___ RECORDS ___

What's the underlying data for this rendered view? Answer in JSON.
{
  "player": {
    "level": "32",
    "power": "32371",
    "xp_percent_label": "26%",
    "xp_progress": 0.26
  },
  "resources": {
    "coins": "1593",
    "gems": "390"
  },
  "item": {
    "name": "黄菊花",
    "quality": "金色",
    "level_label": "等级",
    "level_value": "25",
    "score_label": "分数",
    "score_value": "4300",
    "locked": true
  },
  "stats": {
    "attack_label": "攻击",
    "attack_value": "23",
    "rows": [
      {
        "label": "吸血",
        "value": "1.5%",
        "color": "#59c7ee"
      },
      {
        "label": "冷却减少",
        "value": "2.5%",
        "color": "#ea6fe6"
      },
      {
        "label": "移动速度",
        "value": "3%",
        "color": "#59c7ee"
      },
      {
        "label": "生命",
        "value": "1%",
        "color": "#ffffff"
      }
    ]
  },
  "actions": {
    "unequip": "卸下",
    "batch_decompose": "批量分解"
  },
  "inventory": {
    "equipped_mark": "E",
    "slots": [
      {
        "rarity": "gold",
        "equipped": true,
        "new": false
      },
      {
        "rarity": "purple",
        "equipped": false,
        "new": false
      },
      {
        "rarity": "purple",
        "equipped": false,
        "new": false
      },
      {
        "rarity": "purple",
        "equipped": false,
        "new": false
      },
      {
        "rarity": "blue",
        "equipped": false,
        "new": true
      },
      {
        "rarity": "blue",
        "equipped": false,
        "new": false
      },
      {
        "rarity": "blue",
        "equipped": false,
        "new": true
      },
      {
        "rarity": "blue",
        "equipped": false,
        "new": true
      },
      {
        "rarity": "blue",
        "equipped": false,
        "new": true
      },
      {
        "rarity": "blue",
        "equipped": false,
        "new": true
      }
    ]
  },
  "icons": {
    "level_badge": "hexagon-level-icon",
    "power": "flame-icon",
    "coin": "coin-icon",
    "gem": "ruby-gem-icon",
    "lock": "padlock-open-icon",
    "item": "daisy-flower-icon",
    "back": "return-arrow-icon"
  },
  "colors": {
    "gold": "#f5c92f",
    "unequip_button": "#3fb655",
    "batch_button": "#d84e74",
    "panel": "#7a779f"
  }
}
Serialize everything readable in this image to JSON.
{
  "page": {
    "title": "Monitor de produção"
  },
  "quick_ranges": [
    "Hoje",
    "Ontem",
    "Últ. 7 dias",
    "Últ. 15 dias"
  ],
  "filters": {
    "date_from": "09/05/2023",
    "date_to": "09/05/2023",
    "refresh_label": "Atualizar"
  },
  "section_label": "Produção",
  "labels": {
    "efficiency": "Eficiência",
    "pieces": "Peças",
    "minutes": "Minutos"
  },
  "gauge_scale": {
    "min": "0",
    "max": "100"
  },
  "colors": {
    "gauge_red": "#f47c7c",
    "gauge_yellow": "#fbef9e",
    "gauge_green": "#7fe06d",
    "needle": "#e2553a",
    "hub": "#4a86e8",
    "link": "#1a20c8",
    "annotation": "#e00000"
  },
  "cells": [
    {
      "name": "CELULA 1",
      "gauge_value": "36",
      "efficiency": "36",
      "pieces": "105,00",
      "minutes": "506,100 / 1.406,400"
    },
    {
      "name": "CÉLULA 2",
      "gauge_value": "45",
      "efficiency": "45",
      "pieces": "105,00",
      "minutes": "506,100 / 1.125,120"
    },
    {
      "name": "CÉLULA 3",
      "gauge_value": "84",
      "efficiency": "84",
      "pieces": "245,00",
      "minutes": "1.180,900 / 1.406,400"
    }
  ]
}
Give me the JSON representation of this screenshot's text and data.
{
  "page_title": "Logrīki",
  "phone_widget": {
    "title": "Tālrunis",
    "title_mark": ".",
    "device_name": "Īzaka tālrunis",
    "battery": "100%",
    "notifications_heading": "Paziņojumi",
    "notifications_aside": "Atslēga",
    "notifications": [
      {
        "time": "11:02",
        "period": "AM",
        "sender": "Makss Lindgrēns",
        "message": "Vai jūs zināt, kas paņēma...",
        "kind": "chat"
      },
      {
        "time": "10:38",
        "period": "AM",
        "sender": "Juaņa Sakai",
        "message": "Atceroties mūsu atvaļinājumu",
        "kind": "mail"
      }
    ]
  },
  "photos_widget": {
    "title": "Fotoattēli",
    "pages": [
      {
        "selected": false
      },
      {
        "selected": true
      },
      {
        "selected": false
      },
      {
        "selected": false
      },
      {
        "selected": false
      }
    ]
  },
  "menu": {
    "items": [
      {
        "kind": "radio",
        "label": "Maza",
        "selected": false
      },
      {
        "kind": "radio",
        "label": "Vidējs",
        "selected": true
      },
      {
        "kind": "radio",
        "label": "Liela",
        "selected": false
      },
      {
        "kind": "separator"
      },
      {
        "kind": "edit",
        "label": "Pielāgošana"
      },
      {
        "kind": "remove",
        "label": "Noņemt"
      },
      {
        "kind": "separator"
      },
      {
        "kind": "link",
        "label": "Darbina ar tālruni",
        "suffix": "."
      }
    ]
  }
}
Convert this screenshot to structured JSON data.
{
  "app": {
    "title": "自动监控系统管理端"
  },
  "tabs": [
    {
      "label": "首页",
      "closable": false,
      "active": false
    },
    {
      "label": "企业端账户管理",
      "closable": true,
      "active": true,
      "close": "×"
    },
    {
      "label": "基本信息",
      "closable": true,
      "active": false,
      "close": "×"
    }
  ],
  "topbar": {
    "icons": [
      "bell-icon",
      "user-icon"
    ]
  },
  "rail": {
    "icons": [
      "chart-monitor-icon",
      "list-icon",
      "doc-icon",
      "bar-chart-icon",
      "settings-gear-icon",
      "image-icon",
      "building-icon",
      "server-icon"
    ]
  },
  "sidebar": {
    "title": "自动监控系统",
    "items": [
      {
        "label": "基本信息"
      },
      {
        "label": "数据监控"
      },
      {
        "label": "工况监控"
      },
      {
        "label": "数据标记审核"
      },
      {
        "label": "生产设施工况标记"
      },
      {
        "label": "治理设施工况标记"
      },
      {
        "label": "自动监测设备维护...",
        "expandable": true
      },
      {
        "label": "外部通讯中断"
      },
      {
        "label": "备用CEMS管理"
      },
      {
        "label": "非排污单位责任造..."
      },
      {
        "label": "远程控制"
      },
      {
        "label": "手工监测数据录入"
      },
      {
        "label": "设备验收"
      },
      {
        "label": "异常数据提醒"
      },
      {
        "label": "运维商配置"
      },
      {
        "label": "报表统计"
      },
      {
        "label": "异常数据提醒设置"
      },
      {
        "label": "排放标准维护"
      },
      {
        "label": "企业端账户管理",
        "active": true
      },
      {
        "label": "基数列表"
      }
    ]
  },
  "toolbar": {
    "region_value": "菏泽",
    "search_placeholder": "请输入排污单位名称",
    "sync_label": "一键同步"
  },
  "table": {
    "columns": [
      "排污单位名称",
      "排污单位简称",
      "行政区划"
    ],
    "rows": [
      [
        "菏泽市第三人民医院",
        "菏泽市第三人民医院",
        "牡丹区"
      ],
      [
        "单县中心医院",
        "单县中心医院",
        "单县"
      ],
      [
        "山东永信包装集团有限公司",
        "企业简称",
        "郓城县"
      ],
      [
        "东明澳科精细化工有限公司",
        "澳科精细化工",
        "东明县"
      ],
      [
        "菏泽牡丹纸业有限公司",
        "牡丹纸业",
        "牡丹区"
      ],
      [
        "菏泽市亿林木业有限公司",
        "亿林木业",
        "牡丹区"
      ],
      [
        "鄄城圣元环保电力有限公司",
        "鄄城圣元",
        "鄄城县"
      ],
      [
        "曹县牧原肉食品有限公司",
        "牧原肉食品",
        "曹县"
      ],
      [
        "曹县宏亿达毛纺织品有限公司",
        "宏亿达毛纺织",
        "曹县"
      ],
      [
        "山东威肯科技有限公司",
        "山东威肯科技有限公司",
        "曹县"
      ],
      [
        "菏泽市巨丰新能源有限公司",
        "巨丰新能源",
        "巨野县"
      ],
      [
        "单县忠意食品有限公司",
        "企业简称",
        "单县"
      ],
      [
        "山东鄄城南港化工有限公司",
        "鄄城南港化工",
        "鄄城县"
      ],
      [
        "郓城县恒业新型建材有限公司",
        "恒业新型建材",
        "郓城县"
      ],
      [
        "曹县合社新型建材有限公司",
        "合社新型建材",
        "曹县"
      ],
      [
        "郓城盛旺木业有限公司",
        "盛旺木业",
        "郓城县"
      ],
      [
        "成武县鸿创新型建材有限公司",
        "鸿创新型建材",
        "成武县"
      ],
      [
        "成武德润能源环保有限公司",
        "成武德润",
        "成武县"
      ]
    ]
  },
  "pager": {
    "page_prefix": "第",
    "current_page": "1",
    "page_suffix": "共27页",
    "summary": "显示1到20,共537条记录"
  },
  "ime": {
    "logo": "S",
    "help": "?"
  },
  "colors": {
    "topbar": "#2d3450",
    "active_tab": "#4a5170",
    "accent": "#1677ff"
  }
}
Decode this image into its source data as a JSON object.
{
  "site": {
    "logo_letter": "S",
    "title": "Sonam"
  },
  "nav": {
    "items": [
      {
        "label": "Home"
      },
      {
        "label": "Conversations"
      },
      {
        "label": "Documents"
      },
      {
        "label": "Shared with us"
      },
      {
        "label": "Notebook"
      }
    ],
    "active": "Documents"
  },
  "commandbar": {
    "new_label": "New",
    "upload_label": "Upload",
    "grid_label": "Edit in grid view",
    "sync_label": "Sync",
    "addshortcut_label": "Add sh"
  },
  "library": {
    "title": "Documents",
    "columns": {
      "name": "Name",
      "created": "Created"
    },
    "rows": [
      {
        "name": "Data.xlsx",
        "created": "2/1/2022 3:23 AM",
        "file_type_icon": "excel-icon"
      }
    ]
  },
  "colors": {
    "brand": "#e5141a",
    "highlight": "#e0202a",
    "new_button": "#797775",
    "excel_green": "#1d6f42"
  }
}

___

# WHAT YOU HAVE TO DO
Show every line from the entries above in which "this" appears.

# TASK RESPONSE
What's the underlying data for this rendered view? Answer in JSON.
Serialize everything readable in this image to JSON.
Give me the JSON representation of this screenshot's text and data.
Convert this screenshot to structured JSON data.
Decode this image into its source data as a JSON object.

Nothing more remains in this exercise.